An­other rea­son why it doesn’t make sense to plan for new taxes now is the fact that the prov­inces’ con­tin­ued ex­is­tence is be­ing called into ques­tion. The ANC has is­sued a draft dis­cus­sion doc­u­ment that in­cludes a sec­tion on the fu­ture of prov­inces in SA’s gov­er­nance model.

The ar­gu­ment in favour of pro­vin­cial taxes holds that it’s a more trans­par­ent and demo­cratic way of do­ing things.

The doc­u­ment strongly sug­gests that the ANC favours re­dis­tribut­ing re­sources away from the prov­inces to­wards lo­cal gov­ern­ment.
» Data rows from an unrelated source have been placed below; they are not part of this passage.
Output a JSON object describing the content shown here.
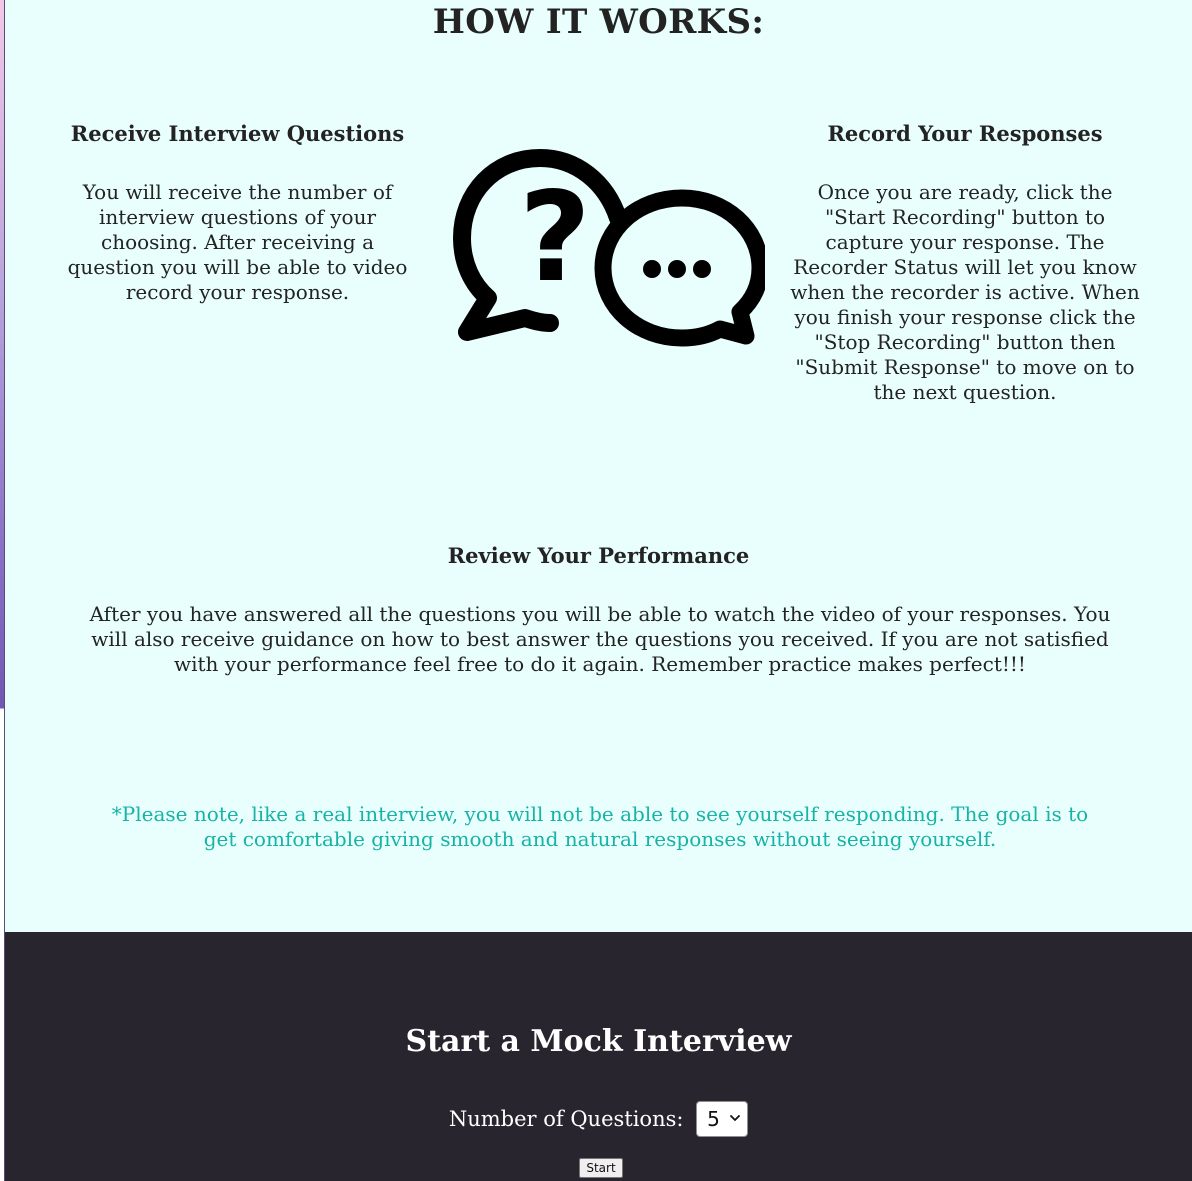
{
  "how_it_works": {
    "title": "HOW IT WORKS:",
    "steps": [
      {
        "title": "Receive Interview Questions",
        "text": "You will receive the number of interview questions of your choosing. After receiving a question you will be able to video record your response."
      },
      {
        "title": "Record Your Responses",
        "text": "Once you are ready, click the \"Start Recording\" button to capture your response. The Recorder Status will let you know when the recorder is active. When you finish your response click the \"Stop Recording\" button then \"Submit Response\" to move on to the next question."
      },
      {
        "title": "Review Your Performance",
        "text": "After you have answered all the questions you will be able to watch the video of your responses. You will also receive guidance on how to best answer the questions you received. If you are not satisfied with your performance feel free to do it again. Remember practice makes perfect!!!"
      }
    ],
    "note": "*Please note, like a real interview, you will not be able to see yourself responding. The goal is to get comfortable giving smooth and natural responses without seeing yourself.",
    "icon": "chat-bubbles-question-ellipsis-icon",
    "colors": {
      "background": "#e9fffd",
      "note": "#17b3a6",
      "text": "#232323"
    }
  },
  "start_interview": {
    "title": "Start a Mock Interview",
    "questions_label": "Number of Questions:",
    "questions_selected": "5",
    "start_button_label": "Start",
    "colors": {
      "background": "#28252f",
      "text": "#ffffff"
    }
  }
}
Lo­cal gov­ern­ment is where gov­ern­ment is clos­est to the peo­ple and where trans­parency and ac­count­abil­ity in de­liv­ery are most vis­i­ble.

The dis­cus­sion doc­u­ment says there are three op­tions. First, to re­tain the sta­tus quo, but to im­ple­ment changes within the frame­work of the Con­sti­tu­tion. Those changes would be aimed at strength­en­ing lo­cal gov­ern­ment.

Sec­ond, to re­move the pro­vin­cial sys­tem al­to­gether, leav­ing a two-tier sys­tem of gov­ern­ment. That would re­lease sig­nif­i­cant re­sources and ca­pac­ity for lo­cal gov­ern­ment. The third op­tion is to re­duce the num­ber of prov­inces.

The doc­u­ment says: “The three-sphere (sic) sys­tem is a com­plex sys­tem to op­er­ate, which re­sults in in­ef­fi­ciency, over­lap­ping roles, long de­ci­sion-mak­ing pro­cesses, weak in­for­ma­tion flows and the dis­per­sal of pub­lic sec­tor skills and ex­pe­ri­ence within the State.”


Newspapers in English

Newspapers from South Africa

© PressReader. All rights reserved.